Start of Block

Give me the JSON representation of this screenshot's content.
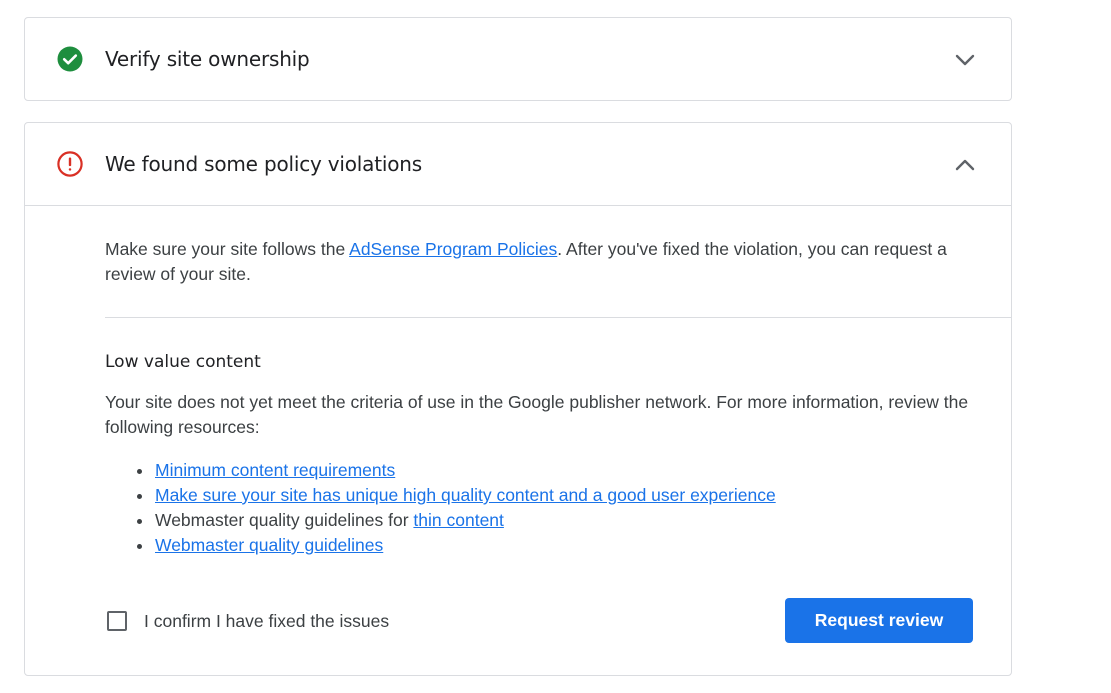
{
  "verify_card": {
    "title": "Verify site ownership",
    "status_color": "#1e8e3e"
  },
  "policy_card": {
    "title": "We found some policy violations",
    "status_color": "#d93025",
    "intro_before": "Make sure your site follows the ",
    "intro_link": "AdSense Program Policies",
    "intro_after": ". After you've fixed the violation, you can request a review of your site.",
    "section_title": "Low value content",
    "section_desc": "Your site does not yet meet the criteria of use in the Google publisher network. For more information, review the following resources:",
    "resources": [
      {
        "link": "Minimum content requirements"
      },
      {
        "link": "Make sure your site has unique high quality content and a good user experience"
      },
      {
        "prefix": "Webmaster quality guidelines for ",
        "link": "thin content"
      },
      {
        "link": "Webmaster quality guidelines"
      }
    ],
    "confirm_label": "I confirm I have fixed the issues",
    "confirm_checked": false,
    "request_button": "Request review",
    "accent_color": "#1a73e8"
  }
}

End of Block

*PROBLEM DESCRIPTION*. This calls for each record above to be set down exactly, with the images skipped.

*YOUR RESPONSE*.
Give me the JSON representation of this screenshot's content.
{
  "verify_card": {
    "title": "Verify site ownership",
    "status_color": "#1e8e3e"
  },
  "policy_card": {
    "title": "We found some policy violations",
    "status_color": "#d93025",
    "intro_before": "Make sure your site follows the ",
    "intro_link": "AdSense Program Policies",
    "intro_after": ". After you've fixed the violation, you can request a review of your site.",
    "section_title": "Low value content",
    "section_desc": "Your site does not yet meet the criteria of use in the Google publisher network. For more information, review the following resources:",
    "resources": [
      {
        "link": "Minimum content requirements"
      },
      {
        "link": "Make sure your site has unique high quality content and a good user experience"
      },
      {
        "prefix": "Webmaster quality guidelines for ",
        "link": "thin content"
      },
      {
        "link": "Webmaster quality guidelines"
      }
    ],
    "confirm_label": "I confirm I have fixed the issues",
    "confirm_checked": false,
    "request_button": "Request review",
    "accent_color": "#1a73e8"
  }
}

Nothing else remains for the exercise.